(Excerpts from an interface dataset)
──────────────────────────────

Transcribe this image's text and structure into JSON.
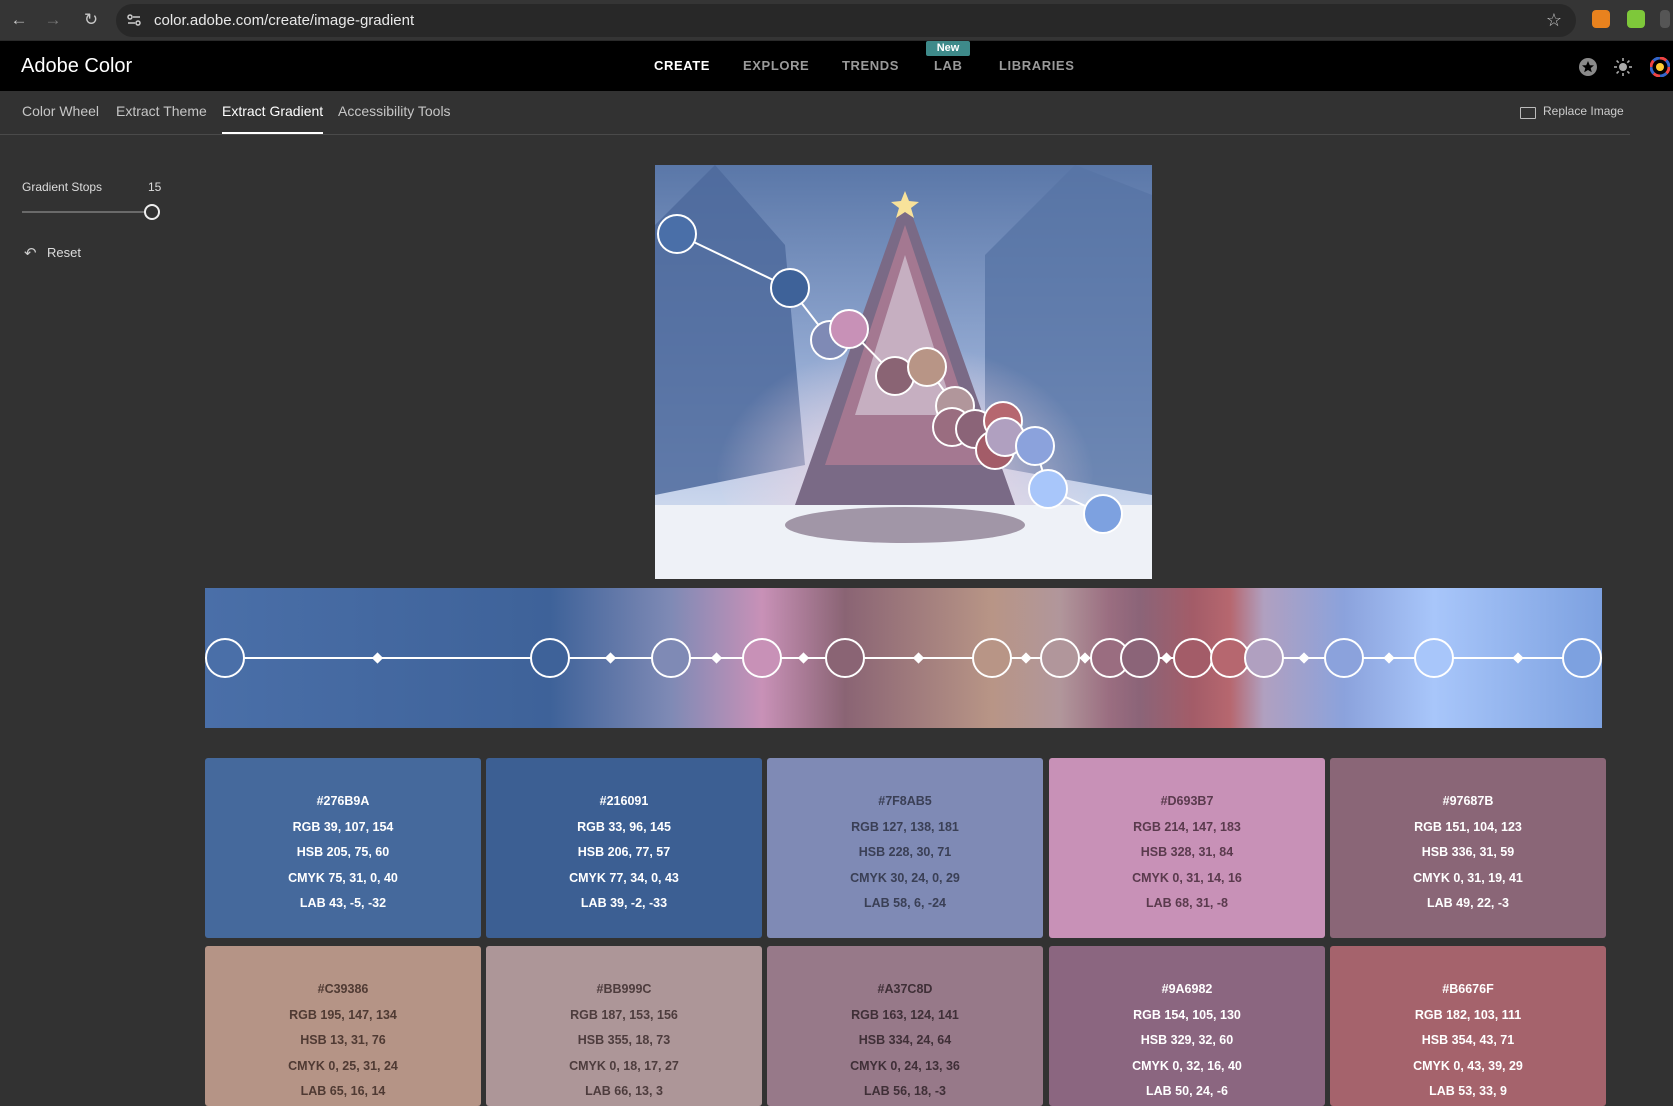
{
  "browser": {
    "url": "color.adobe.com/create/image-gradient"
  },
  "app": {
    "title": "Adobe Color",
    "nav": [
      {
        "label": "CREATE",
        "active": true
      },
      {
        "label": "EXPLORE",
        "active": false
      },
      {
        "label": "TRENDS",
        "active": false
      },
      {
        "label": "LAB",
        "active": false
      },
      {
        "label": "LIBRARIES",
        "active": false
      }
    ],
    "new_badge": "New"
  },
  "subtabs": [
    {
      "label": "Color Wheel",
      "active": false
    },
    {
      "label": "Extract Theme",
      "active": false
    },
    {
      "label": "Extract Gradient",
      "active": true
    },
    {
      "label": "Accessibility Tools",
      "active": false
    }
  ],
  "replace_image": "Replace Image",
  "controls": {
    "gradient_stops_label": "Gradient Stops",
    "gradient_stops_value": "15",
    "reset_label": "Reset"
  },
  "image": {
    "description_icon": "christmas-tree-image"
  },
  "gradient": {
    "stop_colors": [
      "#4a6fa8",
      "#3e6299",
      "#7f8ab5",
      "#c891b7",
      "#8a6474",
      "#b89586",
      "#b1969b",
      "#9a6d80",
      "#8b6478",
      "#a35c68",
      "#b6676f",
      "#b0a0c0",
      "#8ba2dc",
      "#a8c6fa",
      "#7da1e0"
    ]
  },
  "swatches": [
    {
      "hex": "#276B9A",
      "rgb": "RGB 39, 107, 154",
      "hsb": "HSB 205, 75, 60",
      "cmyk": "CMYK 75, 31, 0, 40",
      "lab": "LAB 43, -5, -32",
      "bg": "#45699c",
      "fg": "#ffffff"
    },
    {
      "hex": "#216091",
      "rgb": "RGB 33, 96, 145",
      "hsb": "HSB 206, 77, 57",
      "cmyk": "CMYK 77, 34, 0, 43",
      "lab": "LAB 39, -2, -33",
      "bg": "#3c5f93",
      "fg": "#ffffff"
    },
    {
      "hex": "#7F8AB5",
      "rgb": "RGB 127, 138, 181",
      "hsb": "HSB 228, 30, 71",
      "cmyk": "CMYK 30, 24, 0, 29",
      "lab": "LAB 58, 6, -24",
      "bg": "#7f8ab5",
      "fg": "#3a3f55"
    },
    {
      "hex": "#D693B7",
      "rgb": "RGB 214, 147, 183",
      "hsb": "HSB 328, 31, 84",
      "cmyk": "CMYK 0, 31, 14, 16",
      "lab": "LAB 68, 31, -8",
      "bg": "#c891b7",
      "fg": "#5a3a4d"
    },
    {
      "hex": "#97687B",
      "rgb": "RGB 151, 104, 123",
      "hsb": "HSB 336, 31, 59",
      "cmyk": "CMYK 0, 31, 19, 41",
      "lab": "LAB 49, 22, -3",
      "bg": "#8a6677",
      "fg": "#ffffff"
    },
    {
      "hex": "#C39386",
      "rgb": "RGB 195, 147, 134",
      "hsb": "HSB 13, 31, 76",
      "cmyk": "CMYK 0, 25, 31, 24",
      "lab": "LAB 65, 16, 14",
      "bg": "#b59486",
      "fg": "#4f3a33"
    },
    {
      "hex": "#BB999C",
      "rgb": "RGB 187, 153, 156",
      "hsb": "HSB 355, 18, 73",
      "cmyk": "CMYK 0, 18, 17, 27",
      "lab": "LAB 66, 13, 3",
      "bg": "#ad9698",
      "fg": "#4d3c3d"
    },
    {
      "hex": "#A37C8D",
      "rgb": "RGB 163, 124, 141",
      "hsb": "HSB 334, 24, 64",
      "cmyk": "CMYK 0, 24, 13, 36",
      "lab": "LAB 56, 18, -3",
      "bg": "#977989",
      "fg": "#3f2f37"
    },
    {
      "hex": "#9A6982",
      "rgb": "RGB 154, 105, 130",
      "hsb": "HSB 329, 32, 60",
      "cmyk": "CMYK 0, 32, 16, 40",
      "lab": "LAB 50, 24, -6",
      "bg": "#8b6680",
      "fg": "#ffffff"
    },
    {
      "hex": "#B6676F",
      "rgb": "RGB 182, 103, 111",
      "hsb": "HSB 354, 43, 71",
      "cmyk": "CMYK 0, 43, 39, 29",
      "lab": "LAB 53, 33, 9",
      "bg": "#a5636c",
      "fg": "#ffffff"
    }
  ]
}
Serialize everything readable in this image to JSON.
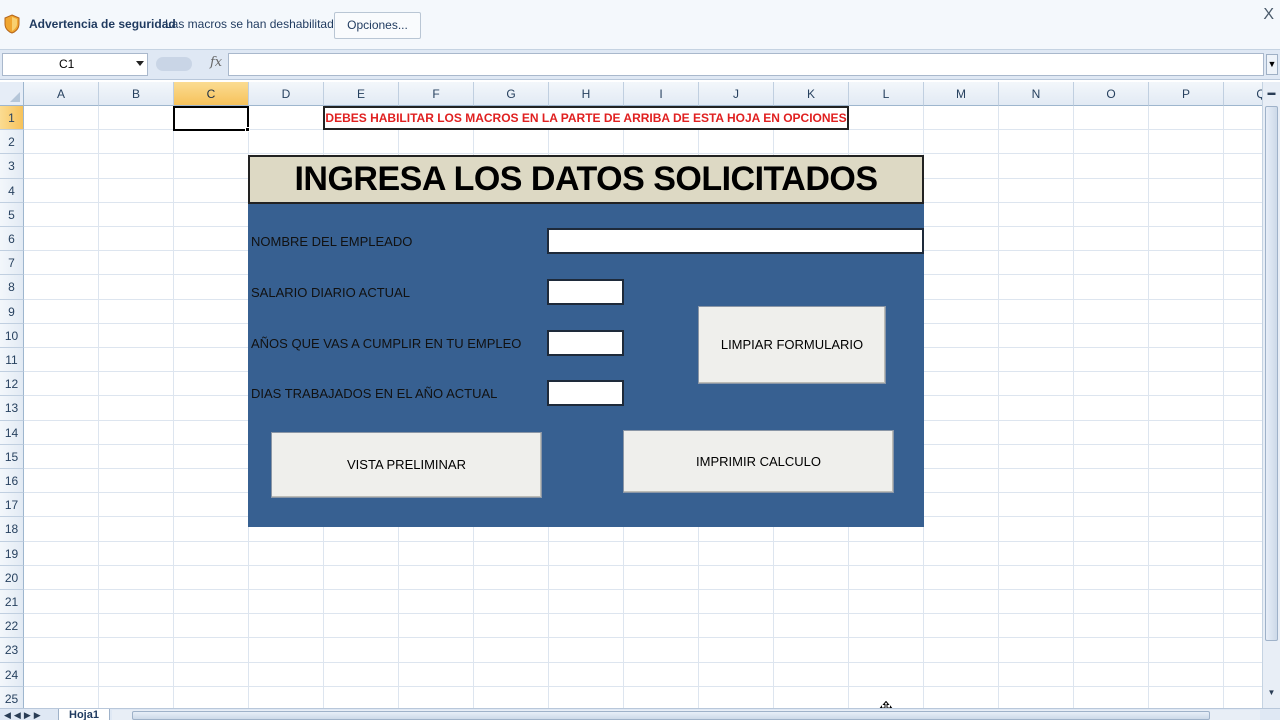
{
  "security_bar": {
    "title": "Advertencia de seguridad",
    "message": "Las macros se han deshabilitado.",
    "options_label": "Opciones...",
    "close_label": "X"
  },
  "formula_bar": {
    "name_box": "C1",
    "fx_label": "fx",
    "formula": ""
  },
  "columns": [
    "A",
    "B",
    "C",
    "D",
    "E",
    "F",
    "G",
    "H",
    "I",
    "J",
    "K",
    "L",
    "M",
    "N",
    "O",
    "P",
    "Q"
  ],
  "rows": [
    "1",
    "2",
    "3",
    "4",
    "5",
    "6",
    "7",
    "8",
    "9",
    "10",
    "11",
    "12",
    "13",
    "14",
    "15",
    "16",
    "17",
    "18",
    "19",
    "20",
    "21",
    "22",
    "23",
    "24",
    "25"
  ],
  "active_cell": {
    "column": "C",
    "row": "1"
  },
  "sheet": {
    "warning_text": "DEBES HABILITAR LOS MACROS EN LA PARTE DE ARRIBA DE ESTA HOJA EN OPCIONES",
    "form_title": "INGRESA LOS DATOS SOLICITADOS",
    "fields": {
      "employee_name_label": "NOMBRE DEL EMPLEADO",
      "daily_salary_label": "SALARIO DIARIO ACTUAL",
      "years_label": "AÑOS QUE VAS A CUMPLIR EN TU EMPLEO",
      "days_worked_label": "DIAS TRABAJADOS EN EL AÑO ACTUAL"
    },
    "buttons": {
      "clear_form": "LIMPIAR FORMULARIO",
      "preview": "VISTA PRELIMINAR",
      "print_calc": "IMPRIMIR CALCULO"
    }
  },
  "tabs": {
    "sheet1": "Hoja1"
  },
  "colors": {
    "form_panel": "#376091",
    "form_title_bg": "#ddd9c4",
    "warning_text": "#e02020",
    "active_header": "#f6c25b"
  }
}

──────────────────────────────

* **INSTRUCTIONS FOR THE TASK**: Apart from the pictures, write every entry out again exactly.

* **EXERCISE ANSWER**:
Transcribe this image's text and structure into JSON.
{
  "browser": {
    "url": "color.adobe.com/create/image-gradient"
  },
  "app": {
    "title": "Adobe Color",
    "nav": [
      {
        "label": "CREATE",
        "active": true
      },
      {
        "label": "EXPLORE",
        "active": false
      },
      {
        "label": "TRENDS",
        "active": false
      },
      {
        "label": "LAB",
        "active": false
      },
      {
        "label": "LIBRARIES",
        "active": false
      }
    ],
    "new_badge": "New"
  },
  "subtabs": [
    {
      "label": "Color Wheel",
      "active": false
    },
    {
      "label": "Extract Theme",
      "active": false
    },
    {
      "label": "Extract Gradient",
      "active": true
    },
    {
      "label": "Accessibility Tools",
      "active": false
    }
  ],
  "replace_image": "Replace Image",
  "controls": {
    "gradient_stops_label": "Gradient Stops",
    "gradient_stops_value": "15",
    "reset_label": "Reset"
  },
  "image": {
    "description_icon": "christmas-tree-image"
  },
  "gradient": {
    "stop_colors": [
      "#4a6fa8",
      "#3e6299",
      "#7f8ab5",
      "#c891b7",
      "#8a6474",
      "#b89586",
      "#b1969b",
      "#9a6d80",
      "#8b6478",
      "#a35c68",
      "#b6676f",
      "#b0a0c0",
      "#8ba2dc",
      "#a8c6fa",
      "#7da1e0"
    ]
  },
  "swatches": [
    {
      "hex": "#276B9A",
      "rgb": "RGB 39, 107, 154",
      "hsb": "HSB 205, 75, 60",
      "cmyk": "CMYK 75, 31, 0, 40",
      "lab": "LAB 43, -5, -32",
      "bg": "#45699c",
      "fg": "#ffffff"
    },
    {
      "hex": "#216091",
      "rgb": "RGB 33, 96, 145",
      "hsb": "HSB 206, 77, 57",
      "cmyk": "CMYK 77, 34, 0, 43",
      "lab": "LAB 39, -2, -33",
      "bg": "#3c5f93",
      "fg": "#ffffff"
    },
    {
      "hex": "#7F8AB5",
      "rgb": "RGB 127, 138, 181",
      "hsb": "HSB 228, 30, 71",
      "cmyk": "CMYK 30, 24, 0, 29",
      "lab": "LAB 58, 6, -24",
      "bg": "#7f8ab5",
      "fg": "#3a3f55"
    },
    {
      "hex": "#D693B7",
      "rgb": "RGB 214, 147, 183",
      "hsb": "HSB 328, 31, 84",
      "cmyk": "CMYK 0, 31, 14, 16",
      "lab": "LAB 68, 31, -8",
      "bg": "#c891b7",
      "fg": "#5a3a4d"
    },
    {
      "hex": "#97687B",
      "rgb": "RGB 151, 104, 123",
      "hsb": "HSB 336, 31, 59",
      "cmyk": "CMYK 0, 31, 19, 41",
      "lab": "LAB 49, 22, -3",
      "bg": "#8a6677",
      "fg": "#ffffff"
    },
    {
      "hex": "#C39386",
      "rgb": "RGB 195, 147, 134",
      "hsb": "HSB 13, 31, 76",
      "cmyk": "CMYK 0, 25, 31, 24",
      "lab": "LAB 65, 16, 14",
      "bg": "#b59486",
      "fg": "#4f3a33"
    },
    {
      "hex": "#BB999C",
      "rgb": "RGB 187, 153, 156",
      "hsb": "HSB 355, 18, 73",
      "cmyk": "CMYK 0, 18, 17, 27",
      "lab": "LAB 66, 13, 3",
      "bg": "#ad9698",
      "fg": "#4d3c3d"
    },
    {
      "hex": "#A37C8D",
      "rgb": "RGB 163, 124, 141",
      "hsb": "HSB 334, 24, 64",
      "cmyk": "CMYK 0, 24, 13, 36",
      "lab": "LAB 56, 18, -3",
      "bg": "#977989",
      "fg": "#3f2f37"
    },
    {
      "hex": "#9A6982",
      "rgb": "RGB 154, 105, 130",
      "hsb": "HSB 329, 32, 60",
      "cmyk": "CMYK 0, 32, 16, 40",
      "lab": "LAB 50, 24, -6",
      "bg": "#8b6680",
      "fg": "#ffffff"
    },
    {
      "hex": "#B6676F",
      "rgb": "RGB 182, 103, 111",
      "hsb": "HSB 354, 43, 71",
      "cmyk": "CMYK 0, 43, 39, 29",
      "lab": "LAB 53, 33, 9",
      "bg": "#a5636c",
      "fg": "#ffffff"
    }
  ]
}
Serialize everything readable in this image to JSON.
{
  "security_bar": {
    "title": "Advertencia de seguridad",
    "message": "Las macros se han deshabilitado.",
    "options_label": "Opciones...",
    "close_label": "X"
  },
  "formula_bar": {
    "name_box": "C1",
    "fx_label": "fx",
    "formula": ""
  },
  "columns": [
    "A",
    "B",
    "C",
    "D",
    "E",
    "F",
    "G",
    "H",
    "I",
    "J",
    "K",
    "L",
    "M",
    "N",
    "O",
    "P",
    "Q"
  ],
  "rows": [
    "1",
    "2",
    "3",
    "4",
    "5",
    "6",
    "7",
    "8",
    "9",
    "10",
    "11",
    "12",
    "13",
    "14",
    "15",
    "16",
    "17",
    "18",
    "19",
    "20",
    "21",
    "22",
    "23",
    "24",
    "25"
  ],
  "active_cell": {
    "column": "C",
    "row": "1"
  },
  "sheet": {
    "warning_text": "DEBES HABILITAR LOS MACROS EN LA PARTE DE ARRIBA DE ESTA HOJA EN OPCIONES",
    "form_title": "INGRESA LOS DATOS SOLICITADOS",
    "fields": {
      "employee_name_label": "NOMBRE DEL EMPLEADO",
      "daily_salary_label": "SALARIO DIARIO ACTUAL",
      "years_label": "AÑOS QUE VAS A CUMPLIR EN TU EMPLEO",
      "days_worked_label": "DIAS TRABAJADOS EN EL AÑO ACTUAL"
    },
    "buttons": {
      "clear_form": "LIMPIAR FORMULARIO",
      "preview": "VISTA PRELIMINAR",
      "print_calc": "IMPRIMIR CALCULO"
    }
  },
  "tabs": {
    "sheet1": "Hoja1"
  },
  "colors": {
    "form_panel": "#376091",
    "form_title_bg": "#ddd9c4",
    "warning_text": "#e02020",
    "active_header": "#f6c25b"
  }
}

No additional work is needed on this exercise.